## [Work task]
Would you print the records below without changing anything?

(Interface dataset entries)

● ● ● ●

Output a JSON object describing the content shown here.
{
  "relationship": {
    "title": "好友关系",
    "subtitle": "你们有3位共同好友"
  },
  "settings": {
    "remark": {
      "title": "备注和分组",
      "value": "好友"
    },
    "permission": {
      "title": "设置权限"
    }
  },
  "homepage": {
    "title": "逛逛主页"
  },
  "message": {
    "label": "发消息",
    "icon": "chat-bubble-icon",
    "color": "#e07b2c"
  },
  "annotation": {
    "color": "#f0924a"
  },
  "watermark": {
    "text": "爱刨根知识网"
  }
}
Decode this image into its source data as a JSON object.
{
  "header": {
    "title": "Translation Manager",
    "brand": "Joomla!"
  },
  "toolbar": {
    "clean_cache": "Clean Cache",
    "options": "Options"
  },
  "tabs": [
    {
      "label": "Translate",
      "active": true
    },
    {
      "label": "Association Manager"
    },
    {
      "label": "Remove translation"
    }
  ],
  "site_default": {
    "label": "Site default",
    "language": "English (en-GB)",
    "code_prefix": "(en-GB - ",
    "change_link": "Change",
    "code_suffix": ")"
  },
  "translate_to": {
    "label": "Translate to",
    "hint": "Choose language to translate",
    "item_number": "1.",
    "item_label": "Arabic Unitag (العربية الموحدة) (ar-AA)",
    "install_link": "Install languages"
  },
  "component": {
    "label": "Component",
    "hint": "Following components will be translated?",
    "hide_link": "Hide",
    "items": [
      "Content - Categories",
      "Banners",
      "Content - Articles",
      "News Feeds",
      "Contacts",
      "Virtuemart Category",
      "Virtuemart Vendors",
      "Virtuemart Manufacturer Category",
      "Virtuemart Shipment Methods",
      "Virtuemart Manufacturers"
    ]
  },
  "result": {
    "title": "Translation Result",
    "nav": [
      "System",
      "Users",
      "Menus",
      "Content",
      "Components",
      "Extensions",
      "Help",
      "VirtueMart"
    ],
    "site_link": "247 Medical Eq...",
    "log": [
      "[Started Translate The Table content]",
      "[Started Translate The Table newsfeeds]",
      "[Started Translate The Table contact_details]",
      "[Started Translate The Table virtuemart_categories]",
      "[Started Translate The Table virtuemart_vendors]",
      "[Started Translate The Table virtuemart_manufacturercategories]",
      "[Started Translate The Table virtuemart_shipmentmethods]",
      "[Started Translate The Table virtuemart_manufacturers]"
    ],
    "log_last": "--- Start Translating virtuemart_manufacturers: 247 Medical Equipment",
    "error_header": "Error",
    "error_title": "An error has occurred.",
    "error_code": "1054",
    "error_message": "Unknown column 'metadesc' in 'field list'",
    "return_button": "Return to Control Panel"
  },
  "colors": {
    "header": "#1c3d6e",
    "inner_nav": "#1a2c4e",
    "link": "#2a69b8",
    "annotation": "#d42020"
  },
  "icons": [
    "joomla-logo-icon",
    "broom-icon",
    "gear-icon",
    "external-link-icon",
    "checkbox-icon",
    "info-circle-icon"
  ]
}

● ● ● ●

## [Response area]
Output a JSON object describing the content shown here.
{
  "relationship": {
    "title": "好友关系",
    "subtitle": "你们有3位共同好友"
  },
  "settings": {
    "remark": {
      "title": "备注和分组",
      "value": "好友"
    },
    "permission": {
      "title": "设置权限"
    }
  },
  "homepage": {
    "title": "逛逛主页"
  },
  "message": {
    "label": "发消息",
    "icon": "chat-bubble-icon",
    "color": "#e07b2c"
  },
  "annotation": {
    "color": "#f0924a"
  },
  "watermark": {
    "text": "爱刨根知识网"
  }
}
Decode this image into its source data as a JSON object.
{
  "header": {
    "title": "Translation Manager",
    "brand": "Joomla!"
  },
  "toolbar": {
    "clean_cache": "Clean Cache",
    "options": "Options"
  },
  "tabs": [
    {
      "label": "Translate",
      "active": true
    },
    {
      "label": "Association Manager"
    },
    {
      "label": "Remove translation"
    }
  ],
  "site_default": {
    "label": "Site default",
    "language": "English (en-GB)",
    "code_prefix": "(en-GB - ",
    "change_link": "Change",
    "code_suffix": ")"
  },
  "translate_to": {
    "label": "Translate to",
    "hint": "Choose language to translate",
    "item_number": "1.",
    "item_label": "Arabic Unitag (العربية الموحدة) (ar-AA)",
    "install_link": "Install languages"
  },
  "component": {
    "label": "Component",
    "hint": "Following components will be translated?",
    "hide_link": "Hide",
    "items": [
      "Content - Categories",
      "Banners",
      "Content - Articles",
      "News Feeds",
      "Contacts",
      "Virtuemart Category",
      "Virtuemart Vendors",
      "Virtuemart Manufacturer Category",
      "Virtuemart Shipment Methods",
      "Virtuemart Manufacturers"
    ]
  },
  "result": {
    "title": "Translation Result",
    "nav": [
      "System",
      "Users",
      "Menus",
      "Content",
      "Components",
      "Extensions",
      "Help",
      "VirtueMart"
    ],
    "site_link": "247 Medical Eq...",
    "log": [
      "[Started Translate The Table content]",
      "[Started Translate The Table newsfeeds]",
      "[Started Translate The Table contact_details]",
      "[Started Translate The Table virtuemart_categories]",
      "[Started Translate The Table virtuemart_vendors]",
      "[Started Translate The Table virtuemart_manufacturercategories]",
      "[Started Translate The Table virtuemart_shipmentmethods]",
      "[Started Translate The Table virtuemart_manufacturers]"
    ],
    "log_last": "--- Start Translating virtuemart_manufacturers: 247 Medical Equipment",
    "error_header": "Error",
    "error_title": "An error has occurred.",
    "error_code": "1054",
    "error_message": "Unknown column 'metadesc' in 'field list'",
    "return_button": "Return to Control Panel"
  },
  "colors": {
    "header": "#1c3d6e",
    "inner_nav": "#1a2c4e",
    "link": "#2a69b8",
    "annotation": "#d42020"
  },
  "icons": [
    "joomla-logo-icon",
    "broom-icon",
    "gear-icon",
    "external-link-icon",
    "checkbox-icon",
    "info-circle-icon"
  ]
}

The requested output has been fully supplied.